India’s Prime Minister Narendra Modi on Tuesday announced that the currency notes of Rs. 500 and Rs. 1000 denominations will not be legal tender beginning November 9. Prime Minister also added that all banks will remain closed for public work tomorrow. ‘Terror strikes at the innocent. Who funds these terrorists’ Across the border, our enemy uses fake currency and dodgy funds to sponsor terror - this has been proven repeatedly. The process of cash circulation is directly related to corruption in our country impacting the lower classes of our society. From midnight November 8 today, Rs. 500 and Rs. 1000 notes are no longer legal tender,’ Prime Minister Modi said while addressing the nation.
‘You have 50 days (From November 10 to December 30) to deposit notes of Rs. 500 and Rs. 1000 in any bank or post office. Respite for people for the initial 72 hours. The government hospitals will accept old Rs. 500 and Rs. 1000 notes till November 11 midnight,’ he added. Prime Minister Modi said notes of Rs. 2000 and Rs. 500 will be circulated soon.
‘The RBI has decided to limit the notes with higher value. There will be more purification the more we get support from you. Let’s continue the process of cleanliness and work together for successful completion of this initiative. We want to take this fight against corruption even ahead,’ he added. The Prime Minister further said that on November 9 and in some places on November 10, ATMs will not work.
Here are some imporant takeaways:
Less bang for your black bucks: Those with large amounts of large-denomination black money in cash will be hit hardest, since offloading this cash will become extremely difficult. Exchanging crores of rupees at banks will likely attract the attention of the taxman.
Less counterfeiting: These denominations were the most easily and widely counterfeited notes. Taking them out of circulation will eliminate a big source of fake notes.
Terrorism funding: A significant amount of terrorism was funded using counterfeit and/or high-denomination notes. This will also be hit badly.
Election funding: It is an open secret that elections in India are largely bankrolled by massive amounts of black money, typically in cash that are often used as direct bribes to voters. This spigot will now be shut off, disrupting the electoral system. The UP and Punjab elections will the first to face the brunt of this move.

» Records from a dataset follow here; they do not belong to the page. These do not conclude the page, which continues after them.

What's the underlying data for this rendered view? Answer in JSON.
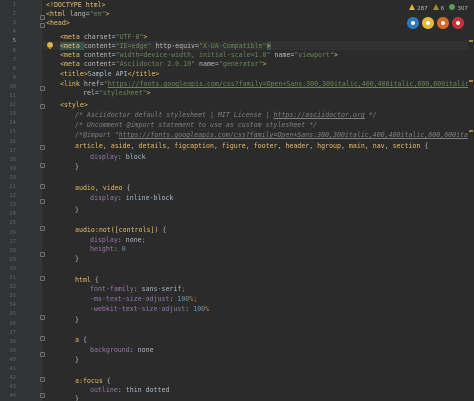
{
  "inspections": {
    "warnings": "287",
    "weak_warnings": "6",
    "typos": "307"
  },
  "browsers": [
    {
      "icon": "edge-icon",
      "color": "#3277bc"
    },
    {
      "icon": "chrome-icon",
      "color": "#e5b93b"
    },
    {
      "icon": "firefox-icon",
      "color": "#d86a25"
    },
    {
      "icon": "opera-icon",
      "color": "#c4323a"
    }
  ],
  "current_line": 5,
  "line_numbers": [
    "1",
    "2",
    "3",
    "4",
    "5",
    "6",
    "7",
    "8",
    "9",
    "10",
    "11",
    "12",
    "13",
    "14",
    "15",
    "16",
    "17",
    "18",
    "19",
    "20",
    "21",
    "22",
    "23",
    "24",
    "25",
    "26",
    "27",
    "28",
    "29",
    "30",
    "31",
    "32",
    "33",
    "34",
    "35",
    "36",
    "37",
    "38",
    "39",
    "40",
    "41",
    "42",
    "43",
    "44"
  ],
  "code": {
    "l1": [
      "<!DOCTYPE html>"
    ],
    "l2": [
      "<html ",
      "lang",
      "=",
      "\"en\"",
      ">"
    ],
    "l3": [
      "<head>"
    ],
    "l4": [
      "<meta ",
      "charset",
      "=",
      "\"UTF-8\"",
      ">"
    ],
    "l5": [
      "<meta ",
      "content",
      "=",
      "\"IE=edge\"",
      " ",
      "http-equiv",
      "=",
      "\"X-UA-Compatible\"",
      ">"
    ],
    "l6": [
      "<meta ",
      "content",
      "=",
      "\"width=device-width, initial-scale=1.0\"",
      " ",
      "name",
      "=",
      "\"viewport\"",
      ">"
    ],
    "l7": [
      "<meta ",
      "content",
      "=",
      "\"Asciidoctor 2.0.10\"",
      " ",
      "name",
      "=",
      "\"generator\"",
      ">"
    ],
    "l8": [
      "<title>",
      "Sample API",
      "</title>"
    ],
    "l9": [
      "<link ",
      "href",
      "=",
      "\"",
      "https://fonts.googleapis.com/css?family=Open+Sans:300,300italic,400,400italic,600,600italic%7CNoto+S"
    ],
    "l10": [
      "rel",
      "=",
      "\"stylesheet\"",
      ">"
    ],
    "l11": [
      "<style>"
    ],
    "l12": [
      "/* Asciidoctor default stylesheet | MIT License | ",
      "https://asciidoctor.org",
      " */"
    ],
    "l13": [
      "/* Uncomment @import statement to use as custom stylesheet */"
    ],
    "l14": [
      "/*@import \"",
      "https://fonts.googleapis.com/css?family=Open+Sans:300,300italic,400,400italic,600,600italic%7CNoto+Se"
    ],
    "l15": [
      "article, aside, details, figcaption, figure, footer, header, hgroup, main, nav, section",
      " {"
    ],
    "l16": [
      "display",
      ": ",
      "block"
    ],
    "l17": [
      "}"
    ],
    "l19": [
      "audio, video",
      " {"
    ],
    "l20": [
      "display",
      ": ",
      "inline-block"
    ],
    "l21": [
      "}"
    ],
    "l23": [
      "audio:not([controls])",
      " {"
    ],
    "l24": [
      "display",
      ": ",
      "none",
      ";"
    ],
    "l25": [
      "height",
      ": ",
      "0"
    ],
    "l26": [
      "}"
    ],
    "l28": [
      "html",
      " {"
    ],
    "l29": [
      "font-family",
      ": ",
      "sans-serif",
      ";"
    ],
    "l30": [
      "-ms-text-size-adjust",
      ": ",
      "100",
      "%",
      ";"
    ],
    "l31": [
      "-webkit-text-size-adjust",
      ": ",
      "100",
      "%"
    ],
    "l32": [
      "}"
    ],
    "l34": [
      "a",
      " {"
    ],
    "l35": [
      "background",
      ": ",
      "none"
    ],
    "l36": [
      "}"
    ],
    "l38": [
      "a:focus",
      " {"
    ],
    "l39": [
      "outline",
      ": ",
      "thin dotted"
    ],
    "l40": [
      "}"
    ]
  }
}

Corruption: Most bribes across the system are typically paid in cash. While smaller amounts will not be affected, large amounts of bribes will now be limited, at least until the new denominations of Rs 500 and Rs 2000 are introduced in large numbers. But again, those will already accumulated cash will be hit hard.